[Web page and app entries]
........

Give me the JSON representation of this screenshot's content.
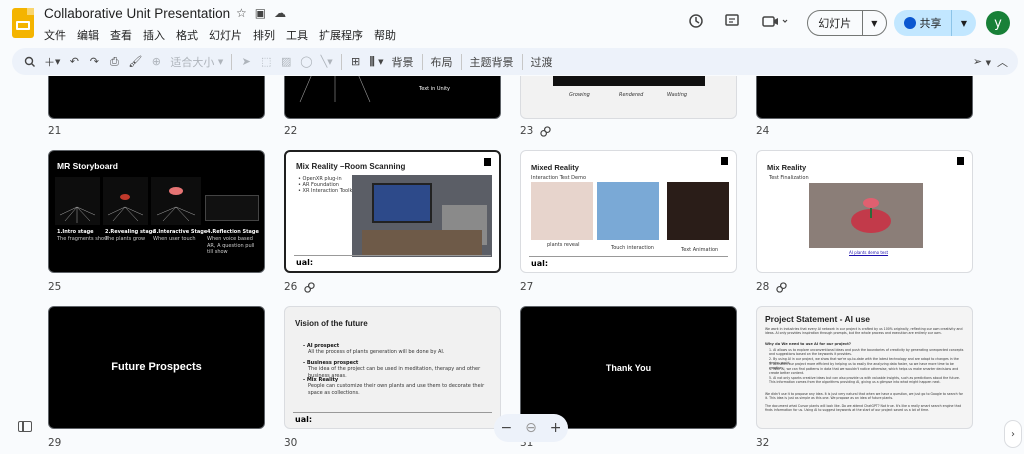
{
  "app": {
    "title": "Collaborative Unit Presentation",
    "menu": [
      "文件",
      "编辑",
      "查看",
      "插入",
      "格式",
      "幻灯片",
      "排列",
      "工具",
      "扩展程序",
      "帮助"
    ],
    "present_label": "幻灯片",
    "share_label": "共享",
    "avatar_letter": "y"
  },
  "toolbar": {
    "zoom_label": "适合大小",
    "background_label": "背景",
    "layout_label": "布局",
    "theme_label": "主题背景",
    "transition_label": "过渡"
  },
  "slides": {
    "s21": {
      "num": "21"
    },
    "s22": {
      "num": "22",
      "text": "Text in Unity"
    },
    "s23": {
      "num": "23",
      "labels": [
        "Growing",
        "Rendered",
        "Wasting"
      ]
    },
    "s24": {
      "num": "24"
    },
    "s25": {
      "num": "25",
      "title": "MR Storyboard",
      "stages": [
        {
          "name": "1.Intro stage",
          "desc": "The fragments show"
        },
        {
          "name": "2.Revealing stage",
          "desc": "The plants grow"
        },
        {
          "name": "3.Interactive Stage",
          "desc": "When user touch"
        },
        {
          "name": "4.Reflection Stage",
          "desc": "When voice based AR, A question pull till show"
        }
      ]
    },
    "s26": {
      "num": "26",
      "title": "Mix Reality –Room Scanning",
      "bullets": [
        "OpenXR plug-in",
        "AR Foundation",
        "XR Interaction Toolkit"
      ],
      "footer": "ual:"
    },
    "s27": {
      "num": "27",
      "title": "Mixed Reality",
      "subtitle": "Interaction Test Demo",
      "captions": [
        "plants reveal",
        "Touch interaction",
        "Text Animation"
      ],
      "footer": "ual:"
    },
    "s28": {
      "num": "28",
      "title": "Mix Reality",
      "subtitle": "Test Finalization",
      "caption": "AI plants demo test"
    },
    "s29": {
      "num": "29",
      "title": "Future Prospects"
    },
    "s30": {
      "num": "30",
      "title": "Vision of the future",
      "items": [
        {
          "head": "AI prospect",
          "body": "All the process of plants generation will be done by AI."
        },
        {
          "head": "Business prospect",
          "body": "The idea of the project can be used in meditation, therapy and other business areas."
        },
        {
          "head": "Mix Reality",
          "body": "People can customize their own plants and use them to decorate their space as collections."
        }
      ],
      "footer": "ual:"
    },
    "s31": {
      "num": "31",
      "title": "Thank You"
    },
    "s32": {
      "num": "32",
      "title": "Project Statement - AI use",
      "intro": "We work in industries that every AI network in our project is crafted by us 100% originally, reflecting our own creativity and ideas. AI only provides inspiration through prompts, but the whole process and execution are entirely our own.",
      "why_head": "Why do We need to use AI for our project?",
      "points": [
        "AI allows us to explore unconventional ideas and push the boundaries of creativity by generating unexpected concepts and suggestions based on the keywords it provides.",
        "By using AI in our project, we show that we're up-to-date with the latest technology and are adapt to changes in the design world.",
        "AI makes our project more efficient by helping us to easily the analyzing data faster, so we have more time to be creative.",
        "With AI, we can find patterns in data that we wouldn't notice otherwise, which helps us make smarter decisions and create better content.",
        "AI not only sparks creative ideas but can also provide us with valuable insights, such as predictions about the future. This information comes from the algorithms providing AI, giving us a glimpse into what might happen next."
      ],
      "outro": "We didn't use it to propose any idea. It is just very natural that when we have a question, we just go to Google to search for it. This idea is just as simple as this one. We propose as an idea of future plants.",
      "outro2": "The document what Cursor plants will look like. Do we attend ChatGPT? Not true. It's like a really smart search engine that finds information for us. Using AI to suggest keywords at the start of our project saved us a lot of time."
    }
  }
}
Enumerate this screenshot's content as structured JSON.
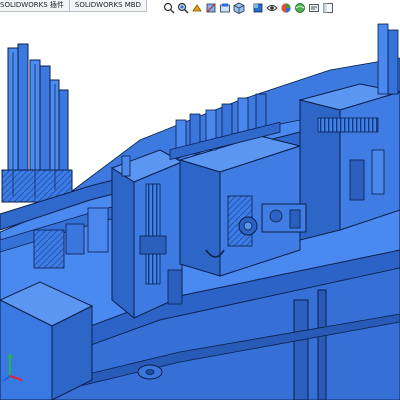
{
  "window": {
    "app": "SOLIDWORKS"
  },
  "tabs": [
    {
      "label": "SOLIDWORKS 插件"
    },
    {
      "label": "SOLIDWORKS MBD"
    }
  ],
  "heads_up_toolbar": {
    "tools": [
      {
        "name": "zoom-to-fit"
      },
      {
        "name": "zoom-to-area"
      },
      {
        "name": "previous-view"
      },
      {
        "name": "section-view"
      },
      {
        "name": "dynamic-annotation-views"
      },
      {
        "name": "view-orientation"
      },
      {
        "name": "display-style"
      },
      {
        "name": "hide-show-items"
      },
      {
        "name": "edit-appearance"
      },
      {
        "name": "apply-scene"
      },
      {
        "name": "view-settings"
      },
      {
        "name": "display-pane"
      }
    ]
  },
  "viewport": {
    "content": "3d-assembly-model",
    "model_color": "#3f7fe6",
    "edge_color": "#0b1f4a",
    "background": "#ffffff"
  },
  "triad": {
    "axes": [
      "x",
      "y",
      "z"
    ],
    "colors": {
      "x": "#e0262a",
      "y": "#26b34a",
      "z": "#2a5fe0"
    }
  }
}
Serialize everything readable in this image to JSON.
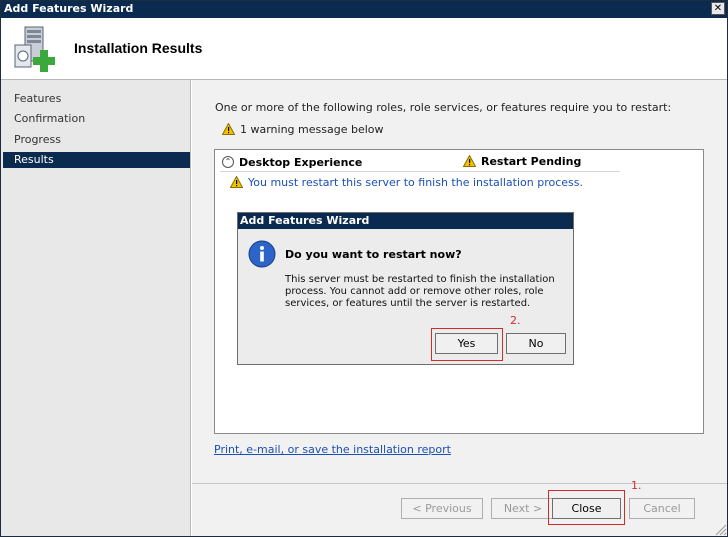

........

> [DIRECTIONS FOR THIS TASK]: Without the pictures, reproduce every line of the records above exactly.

> [TASK ANSWER]:
Give me the JSON representation of this screenshot's content.
{
  "app": {
    "title": "Collaborative Unit Presentation",
    "menu": [
      "文件",
      "编辑",
      "查看",
      "插入",
      "格式",
      "幻灯片",
      "排列",
      "工具",
      "扩展程序",
      "帮助"
    ],
    "present_label": "幻灯片",
    "share_label": "共享",
    "avatar_letter": "y"
  },
  "toolbar": {
    "zoom_label": "适合大小",
    "background_label": "背景",
    "layout_label": "布局",
    "theme_label": "主题背景",
    "transition_label": "过渡"
  },
  "slides": {
    "s21": {
      "num": "21"
    },
    "s22": {
      "num": "22",
      "text": "Text in Unity"
    },
    "s23": {
      "num": "23",
      "labels": [
        "Growing",
        "Rendered",
        "Wasting"
      ]
    },
    "s24": {
      "num": "24"
    },
    "s25": {
      "num": "25",
      "title": "MR Storyboard",
      "stages": [
        {
          "name": "1.Intro stage",
          "desc": "The fragments show"
        },
        {
          "name": "2.Revealing stage",
          "desc": "The plants grow"
        },
        {
          "name": "3.Interactive Stage",
          "desc": "When user touch"
        },
        {
          "name": "4.Reflection Stage",
          "desc": "When voice based AR, A question pull till show"
        }
      ]
    },
    "s26": {
      "num": "26",
      "title": "Mix Reality –Room Scanning",
      "bullets": [
        "OpenXR plug-in",
        "AR Foundation",
        "XR Interaction Toolkit"
      ],
      "footer": "ual:"
    },
    "s27": {
      "num": "27",
      "title": "Mixed Reality",
      "subtitle": "Interaction Test Demo",
      "captions": [
        "plants reveal",
        "Touch interaction",
        "Text Animation"
      ],
      "footer": "ual:"
    },
    "s28": {
      "num": "28",
      "title": "Mix Reality",
      "subtitle": "Test Finalization",
      "caption": "AI plants demo test"
    },
    "s29": {
      "num": "29",
      "title": "Future Prospects"
    },
    "s30": {
      "num": "30",
      "title": "Vision of the future",
      "items": [
        {
          "head": "AI prospect",
          "body": "All the process of plants generation will be done by AI."
        },
        {
          "head": "Business prospect",
          "body": "The idea of the project can be used in meditation, therapy and other business areas."
        },
        {
          "head": "Mix Reality",
          "body": "People can customize their own plants and use them to decorate their space as collections."
        }
      ],
      "footer": "ual:"
    },
    "s31": {
      "num": "31",
      "title": "Thank You"
    },
    "s32": {
      "num": "32",
      "title": "Project Statement - AI use",
      "intro": "We work in industries that every AI network in our project is crafted by us 100% originally, reflecting our own creativity and ideas. AI only provides inspiration through prompts, but the whole process and execution are entirely our own.",
      "why_head": "Why do We need to use AI for our project?",
      "points": [
        "AI allows us to explore unconventional ideas and push the boundaries of creativity by generating unexpected concepts and suggestions based on the keywords it provides.",
        "By using AI in our project, we show that we're up-to-date with the latest technology and are adapt to changes in the design world.",
        "AI makes our project more efficient by helping us to easily the analyzing data faster, so we have more time to be creative.",
        "With AI, we can find patterns in data that we wouldn't notice otherwise, which helps us make smarter decisions and create better content.",
        "AI not only sparks creative ideas but can also provide us with valuable insights, such as predictions about the future. This information comes from the algorithms providing AI, giving us a glimpse into what might happen next."
      ],
      "outro": "We didn't use it to propose any idea. It is just very natural that when we have a question, we just go to Google to search for it. This idea is just as simple as this one. We propose as an idea of future plants.",
      "outro2": "The document what Cursor plants will look like. Do we attend ChatGPT? Not true. It's like a really smart search engine that finds information for us. Using AI to suggest keywords at the start of our project saved us a lot of time."
    }
  }
}
Enumerate this screenshot's content as structured JSON.
{
  "window": {
    "app": "SOLIDWORKS"
  },
  "tabs": [
    {
      "label": "SOLIDWORKS 插件"
    },
    {
      "label": "SOLIDWORKS MBD"
    }
  ],
  "heads_up_toolbar": {
    "tools": [
      {
        "name": "zoom-to-fit"
      },
      {
        "name": "zoom-to-area"
      },
      {
        "name": "previous-view"
      },
      {
        "name": "section-view"
      },
      {
        "name": "dynamic-annotation-views"
      },
      {
        "name": "view-orientation"
      },
      {
        "name": "display-style"
      },
      {
        "name": "hide-show-items"
      },
      {
        "name": "edit-appearance"
      },
      {
        "name": "apply-scene"
      },
      {
        "name": "view-settings"
      },
      {
        "name": "display-pane"
      }
    ]
  },
  "viewport": {
    "content": "3d-assembly-model",
    "model_color": "#3f7fe6",
    "edge_color": "#0b1f4a",
    "background": "#ffffff"
  },
  "triad": {
    "axes": [
      "x",
      "y",
      "z"
    ],
    "colors": {
      "x": "#e0262a",
      "y": "#26b34a",
      "z": "#2a5fe0"
    }
  }
}
Serialize everything readable in this image to JSON.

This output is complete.